EXERCISE DETAILS:
Nothing but the pictures should be dropped; repeat the rest of the data below exactly.

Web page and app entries
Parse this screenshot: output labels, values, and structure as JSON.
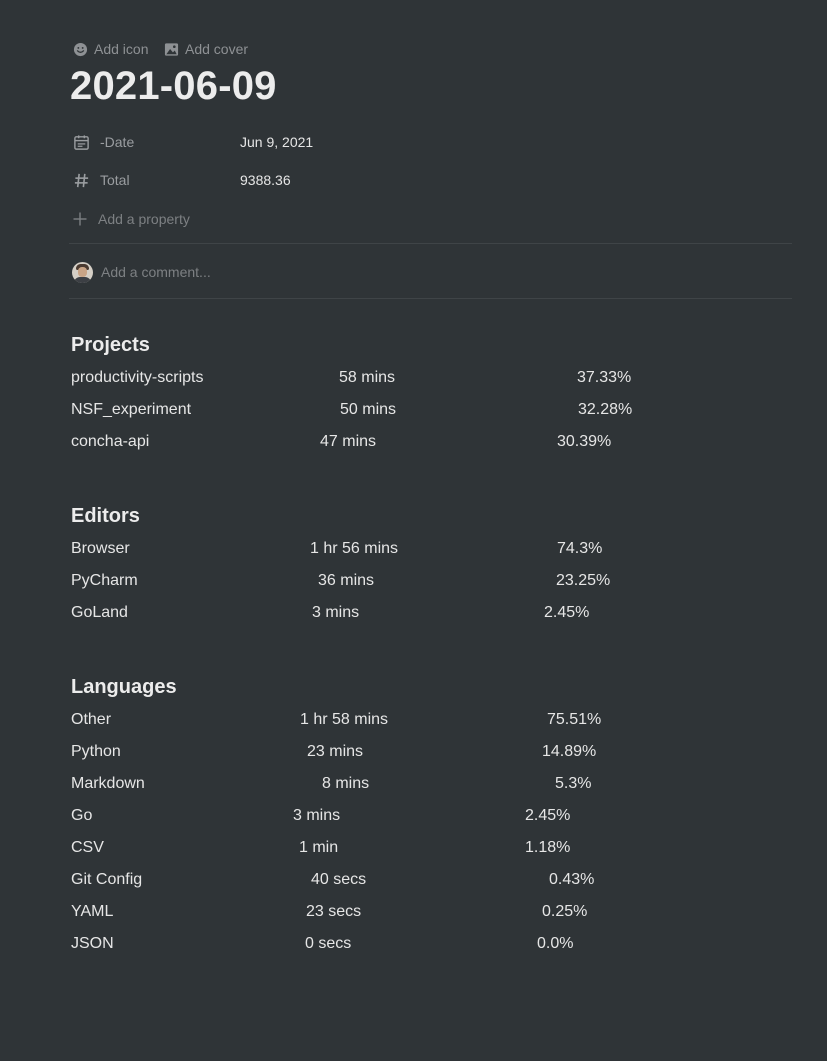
{
  "top_actions": {
    "add_icon_label": "Add icon",
    "add_cover_label": "Add cover"
  },
  "page": {
    "title": "2021-06-09"
  },
  "properties": [
    {
      "icon": "calendar-icon",
      "name": "-Date",
      "value": "Jun 9, 2021"
    },
    {
      "icon": "hash-icon",
      "name": "Total",
      "value": "9388.36"
    }
  ],
  "add_property_label": "Add a property",
  "comment": {
    "placeholder": "Add a comment..."
  },
  "sections": {
    "projects": {
      "heading": "Projects",
      "rows": [
        {
          "name": "productivity-scripts",
          "duration": "58 mins",
          "percent": "37.33%"
        },
        {
          "name": "NSF_experiment",
          "duration": "50 mins",
          "percent": "32.28%"
        },
        {
          "name": "concha-api",
          "duration": "47 mins",
          "percent": "30.39%"
        }
      ]
    },
    "editors": {
      "heading": "Editors",
      "rows": [
        {
          "name": "Browser",
          "duration": "1 hr 56 mins",
          "percent": "74.3%"
        },
        {
          "name": "PyCharm",
          "duration": "36 mins",
          "percent": "23.25%"
        },
        {
          "name": "GoLand",
          "duration": "3 mins",
          "percent": "2.45%"
        }
      ]
    },
    "languages": {
      "heading": "Languages",
      "rows": [
        {
          "name": "Other",
          "duration": "1 hr 58 mins",
          "percent": "75.51%"
        },
        {
          "name": "Python",
          "duration": "23 mins",
          "percent": "14.89%"
        },
        {
          "name": "Markdown",
          "duration": "8 mins",
          "percent": "5.3%"
        },
        {
          "name": "Go",
          "duration": "3 mins",
          "percent": "2.45%"
        },
        {
          "name": "CSV",
          "duration": "1 min",
          "percent": "1.18%"
        },
        {
          "name": "Git Config",
          "duration": "40 secs",
          "percent": "0.43%"
        },
        {
          "name": "YAML",
          "duration": "23 secs",
          "percent": "0.25%"
        },
        {
          "name": "JSON",
          "duration": "0 secs",
          "percent": "0.0%"
        }
      ]
    }
  }
}
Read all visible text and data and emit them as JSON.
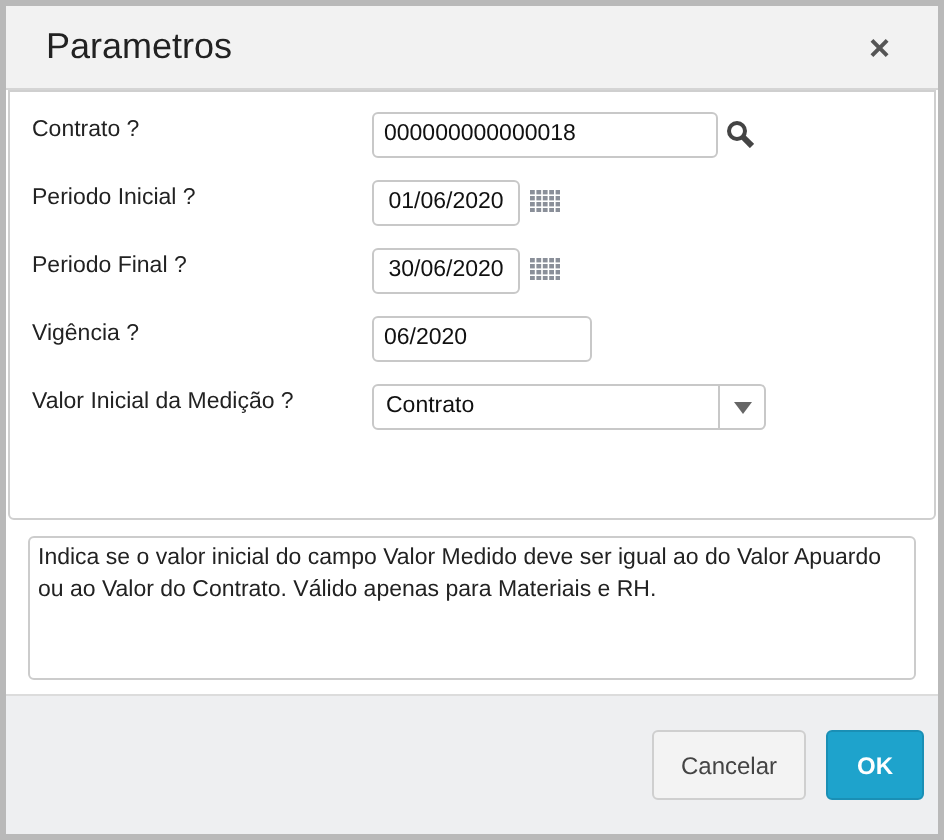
{
  "window": {
    "title": "Parametros",
    "close": "×"
  },
  "fields": [
    {
      "label": "Contrato ?",
      "value": "000000000000018",
      "kind": "lookup"
    },
    {
      "label": "Periodo Inicial ?",
      "value": "01/06/2020",
      "kind": "date"
    },
    {
      "label": "Periodo Final ?",
      "value": "30/06/2020",
      "kind": "date"
    },
    {
      "label": "Vigência ?",
      "value": "06/2020",
      "kind": "text"
    },
    {
      "label": "Valor Inicial da Medição ?",
      "value": "Contrato",
      "kind": "select"
    }
  ],
  "help_text": "Indica se o valor inicial do campo Valor Medido deve ser igual ao do Valor Apuardo ou ao Valor do Contrato. Válido apenas para Materiais e RH.",
  "buttons": [
    {
      "label": "Cancelar",
      "kind": "secondary"
    },
    {
      "label": "OK",
      "kind": "primary"
    }
  ]
}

YOUR SOLUTION:
Parse this screenshot: output labels, values, and structure as JSON.
{
  "top_actions": {
    "add_icon_label": "Add icon",
    "add_cover_label": "Add cover"
  },
  "page": {
    "title": "2021-06-09"
  },
  "properties": [
    {
      "icon": "calendar-icon",
      "name": "-Date",
      "value": "Jun 9, 2021"
    },
    {
      "icon": "hash-icon",
      "name": "Total",
      "value": "9388.36"
    }
  ],
  "add_property_label": "Add a property",
  "comment": {
    "placeholder": "Add a comment..."
  },
  "sections": {
    "projects": {
      "heading": "Projects",
      "rows": [
        {
          "name": "productivity-scripts",
          "duration": "58 mins",
          "percent": "37.33%"
        },
        {
          "name": "NSF_experiment",
          "duration": "50 mins",
          "percent": "32.28%"
        },
        {
          "name": "concha-api",
          "duration": "47 mins",
          "percent": "30.39%"
        }
      ]
    },
    "editors": {
      "heading": "Editors",
      "rows": [
        {
          "name": "Browser",
          "duration": "1 hr 56 mins",
          "percent": "74.3%"
        },
        {
          "name": "PyCharm",
          "duration": "36 mins",
          "percent": "23.25%"
        },
        {
          "name": "GoLand",
          "duration": "3 mins",
          "percent": "2.45%"
        }
      ]
    },
    "languages": {
      "heading": "Languages",
      "rows": [
        {
          "name": "Other",
          "duration": "1 hr 58 mins",
          "percent": "75.51%"
        },
        {
          "name": "Python",
          "duration": "23 mins",
          "percent": "14.89%"
        },
        {
          "name": "Markdown",
          "duration": "8 mins",
          "percent": "5.3%"
        },
        {
          "name": "Go",
          "duration": "3 mins",
          "percent": "2.45%"
        },
        {
          "name": "CSV",
          "duration": "1 min",
          "percent": "1.18%"
        },
        {
          "name": "Git Config",
          "duration": "40 secs",
          "percent": "0.43%"
        },
        {
          "name": "YAML",
          "duration": "23 secs",
          "percent": "0.25%"
        },
        {
          "name": "JSON",
          "duration": "0 secs",
          "percent": "0.0%"
        }
      ]
    }
  }
}
Read all visible text and data and emit them as JSON.
{
  "window": {
    "title": "Parametros",
    "close": "×"
  },
  "fields": [
    {
      "label": "Contrato ?",
      "value": "000000000000018",
      "kind": "lookup"
    },
    {
      "label": "Periodo Inicial ?",
      "value": "01/06/2020",
      "kind": "date"
    },
    {
      "label": "Periodo Final ?",
      "value": "30/06/2020",
      "kind": "date"
    },
    {
      "label": "Vigência ?",
      "value": "06/2020",
      "kind": "text"
    },
    {
      "label": "Valor Inicial da Medição ?",
      "value": "Contrato",
      "kind": "select"
    }
  ],
  "help_text": "Indica se o valor inicial do campo Valor Medido deve ser igual ao do Valor Apuardo ou ao Valor do Contrato. Válido apenas para Materiais e RH.",
  "buttons": [
    {
      "label": "Cancelar",
      "kind": "secondary"
    },
    {
      "label": "OK",
      "kind": "primary"
    }
  ]
}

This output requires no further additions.